Required work ▸ For every line that contains the string "data", pull that line out of the material below.

Record extracts ▸
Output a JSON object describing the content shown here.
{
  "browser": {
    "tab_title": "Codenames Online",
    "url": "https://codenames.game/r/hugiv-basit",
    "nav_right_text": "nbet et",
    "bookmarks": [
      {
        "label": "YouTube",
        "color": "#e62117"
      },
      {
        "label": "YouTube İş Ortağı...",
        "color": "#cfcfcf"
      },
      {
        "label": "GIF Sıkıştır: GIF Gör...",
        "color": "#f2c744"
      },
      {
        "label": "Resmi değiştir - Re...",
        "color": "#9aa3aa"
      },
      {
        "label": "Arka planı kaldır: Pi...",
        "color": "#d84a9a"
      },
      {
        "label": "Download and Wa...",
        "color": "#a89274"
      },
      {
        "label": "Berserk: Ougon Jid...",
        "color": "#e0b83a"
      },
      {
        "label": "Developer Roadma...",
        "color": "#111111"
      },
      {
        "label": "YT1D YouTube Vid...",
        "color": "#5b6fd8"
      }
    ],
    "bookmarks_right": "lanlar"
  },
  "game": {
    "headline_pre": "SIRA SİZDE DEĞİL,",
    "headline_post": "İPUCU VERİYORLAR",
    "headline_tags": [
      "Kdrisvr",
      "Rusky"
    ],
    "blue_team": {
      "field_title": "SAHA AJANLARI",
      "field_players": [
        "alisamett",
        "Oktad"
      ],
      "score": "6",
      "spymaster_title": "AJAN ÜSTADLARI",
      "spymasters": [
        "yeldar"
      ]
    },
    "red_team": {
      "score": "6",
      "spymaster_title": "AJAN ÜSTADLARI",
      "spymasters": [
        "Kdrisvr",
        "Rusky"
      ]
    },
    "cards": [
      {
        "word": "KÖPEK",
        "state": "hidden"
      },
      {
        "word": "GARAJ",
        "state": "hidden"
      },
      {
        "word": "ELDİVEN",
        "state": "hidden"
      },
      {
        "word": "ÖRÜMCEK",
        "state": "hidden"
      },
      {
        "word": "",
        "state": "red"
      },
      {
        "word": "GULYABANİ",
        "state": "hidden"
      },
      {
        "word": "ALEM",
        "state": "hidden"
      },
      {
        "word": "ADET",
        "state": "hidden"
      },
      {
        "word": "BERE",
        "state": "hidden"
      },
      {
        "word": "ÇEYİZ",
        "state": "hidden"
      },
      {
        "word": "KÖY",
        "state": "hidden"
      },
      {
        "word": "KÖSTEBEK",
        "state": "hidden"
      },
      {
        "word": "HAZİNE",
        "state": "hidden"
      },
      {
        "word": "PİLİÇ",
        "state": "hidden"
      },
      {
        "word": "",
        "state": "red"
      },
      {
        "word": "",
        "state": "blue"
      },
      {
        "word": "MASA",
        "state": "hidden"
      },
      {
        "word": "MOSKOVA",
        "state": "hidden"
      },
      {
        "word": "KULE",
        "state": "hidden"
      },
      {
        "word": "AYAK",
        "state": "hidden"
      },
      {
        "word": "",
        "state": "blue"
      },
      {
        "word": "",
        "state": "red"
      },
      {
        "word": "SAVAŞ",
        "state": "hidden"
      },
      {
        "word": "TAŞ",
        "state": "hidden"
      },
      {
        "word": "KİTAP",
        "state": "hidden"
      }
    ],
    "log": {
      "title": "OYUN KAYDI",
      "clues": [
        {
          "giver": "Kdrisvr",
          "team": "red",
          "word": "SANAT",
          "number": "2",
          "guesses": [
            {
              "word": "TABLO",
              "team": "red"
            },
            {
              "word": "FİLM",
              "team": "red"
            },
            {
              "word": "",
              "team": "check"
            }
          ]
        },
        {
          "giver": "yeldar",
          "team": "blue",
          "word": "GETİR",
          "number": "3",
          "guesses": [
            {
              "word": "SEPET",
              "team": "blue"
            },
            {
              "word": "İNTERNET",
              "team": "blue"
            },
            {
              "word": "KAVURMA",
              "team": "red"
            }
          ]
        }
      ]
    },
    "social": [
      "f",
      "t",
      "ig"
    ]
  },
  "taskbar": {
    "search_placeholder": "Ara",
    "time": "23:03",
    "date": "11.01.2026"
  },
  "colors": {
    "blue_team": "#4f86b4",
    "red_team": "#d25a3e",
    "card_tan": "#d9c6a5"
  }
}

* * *

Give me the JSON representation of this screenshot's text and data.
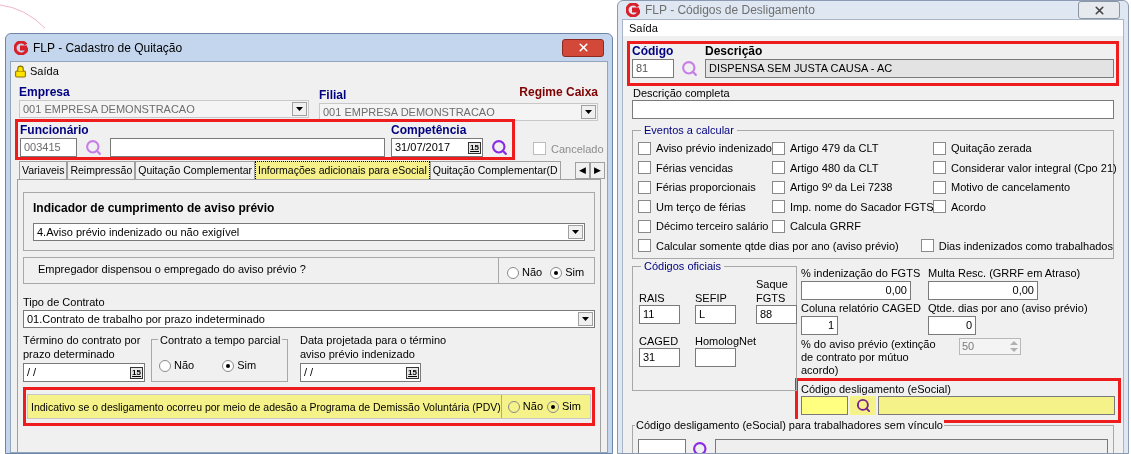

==

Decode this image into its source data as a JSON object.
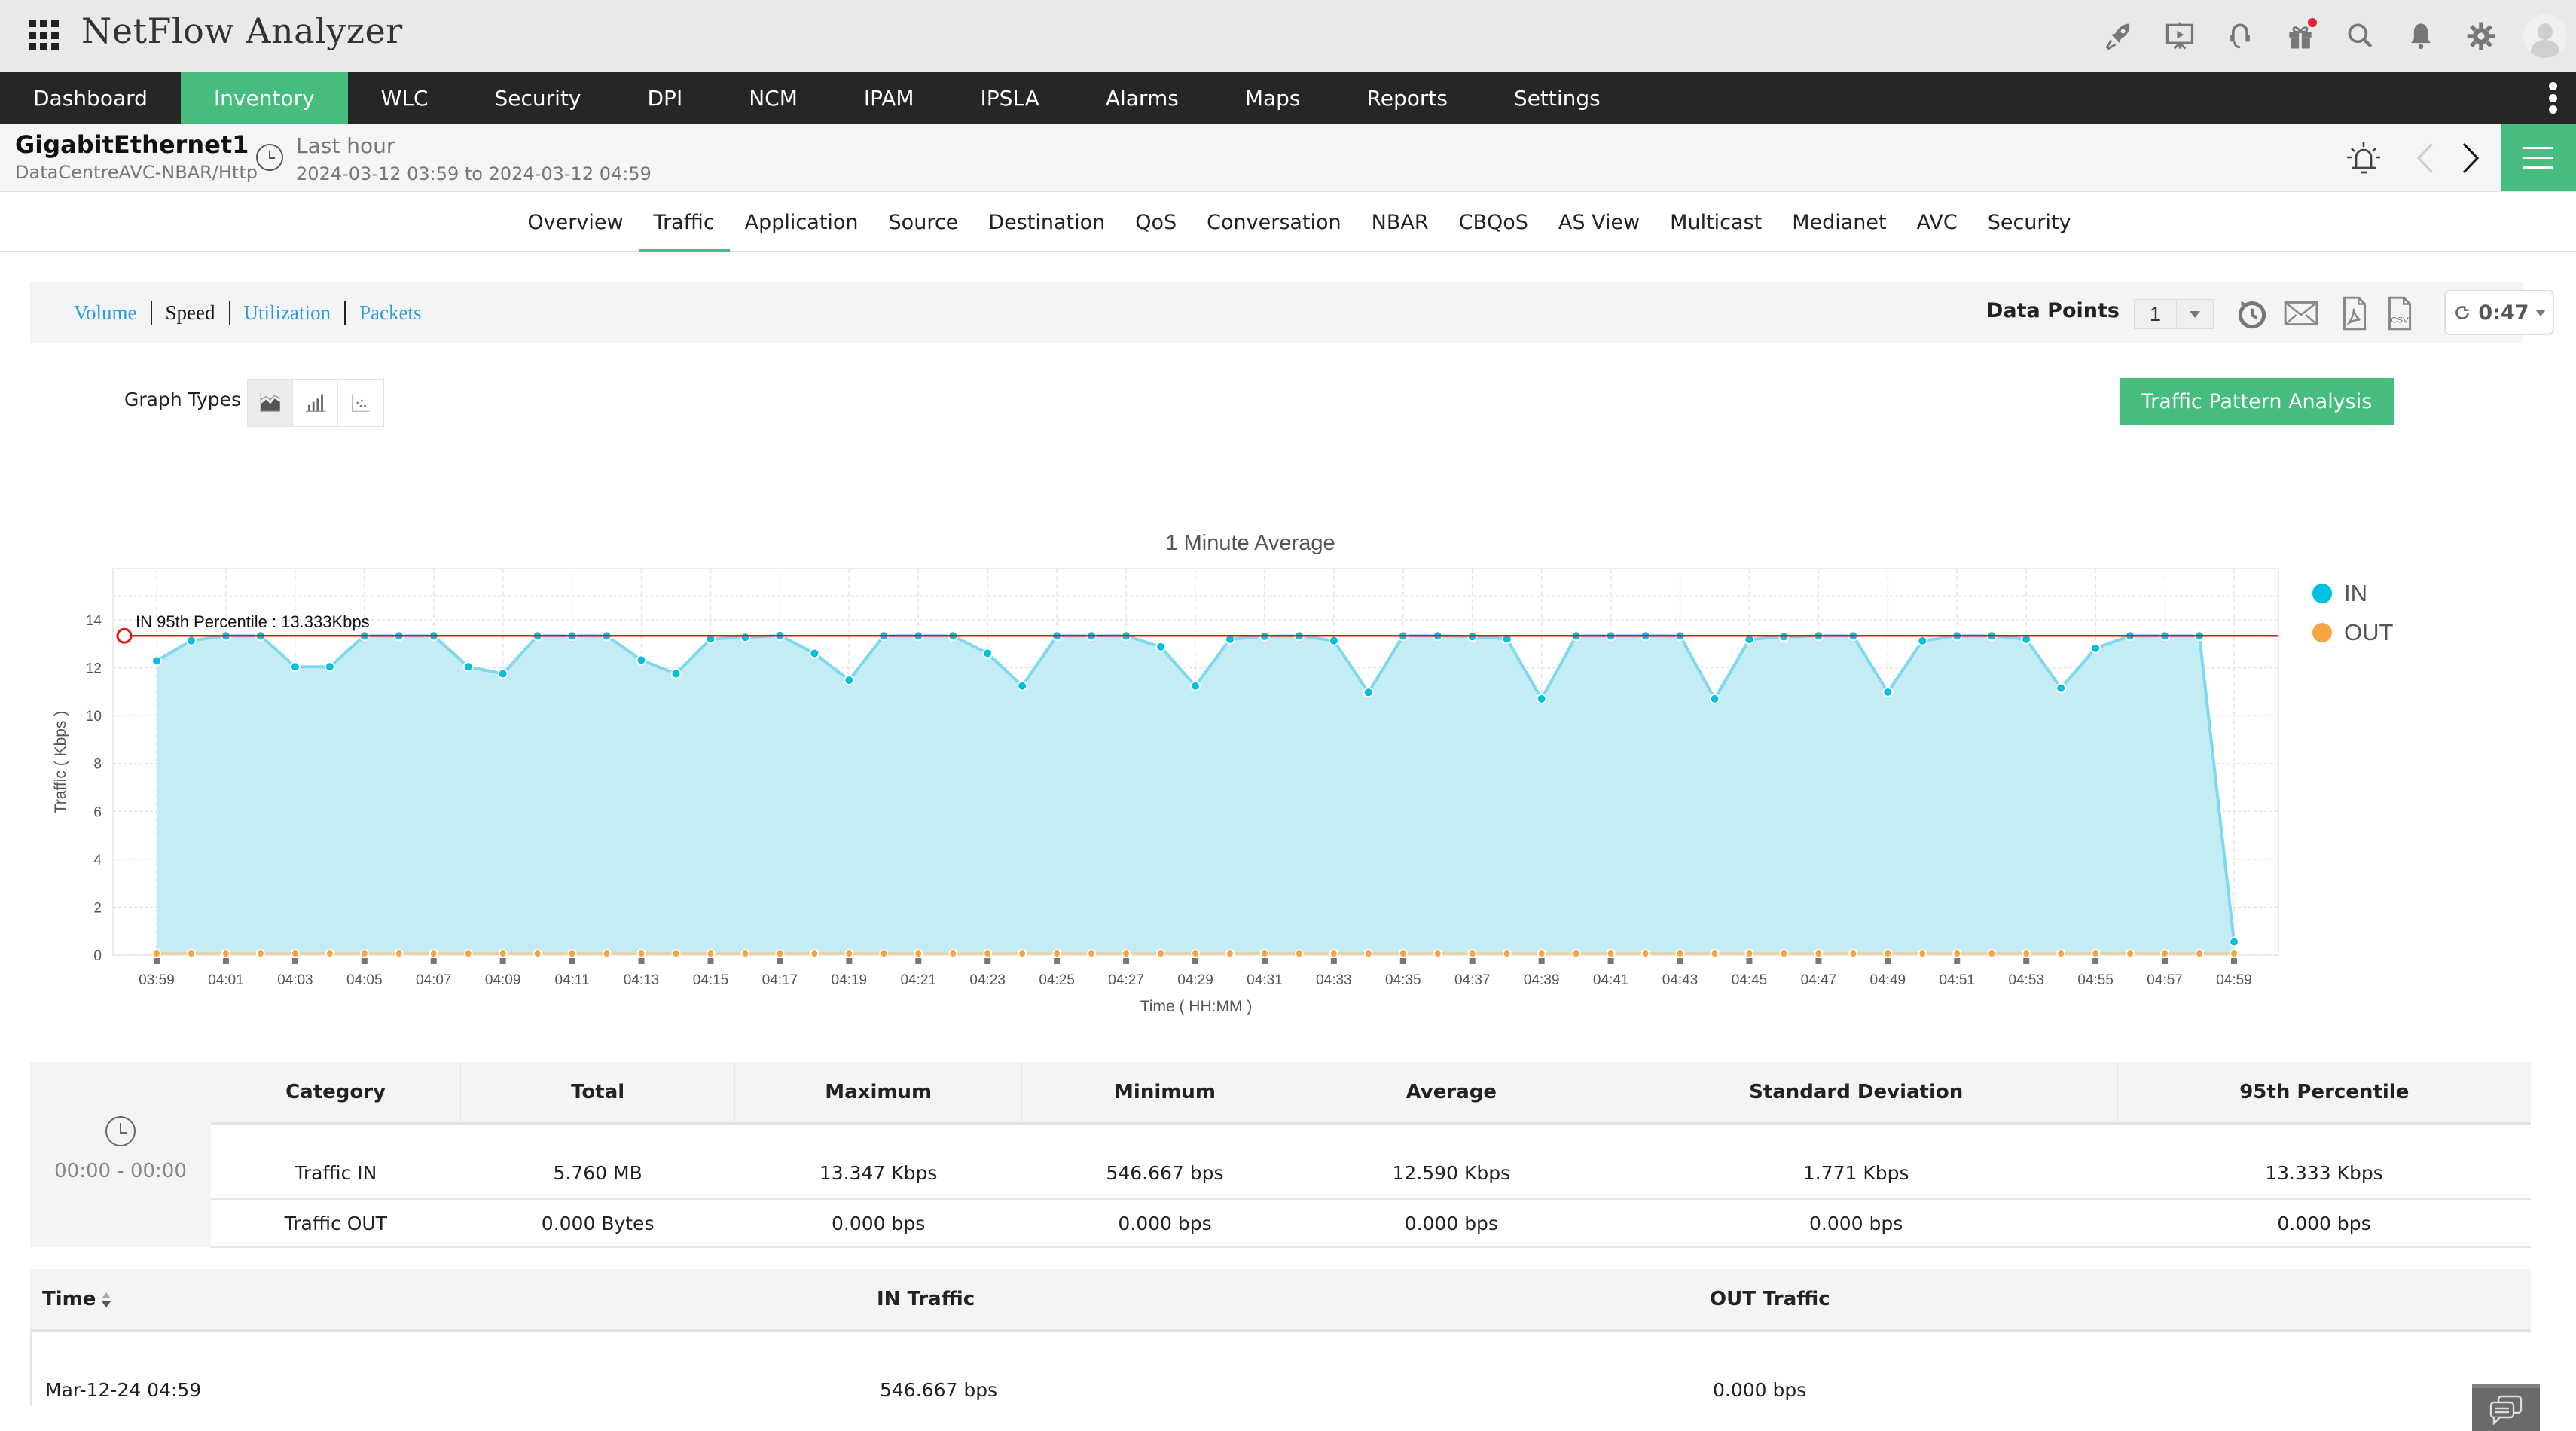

Written answer ▸
Give me the JSON representation of this screenshot's text and data.
Decode this image into its source data as a JSON object.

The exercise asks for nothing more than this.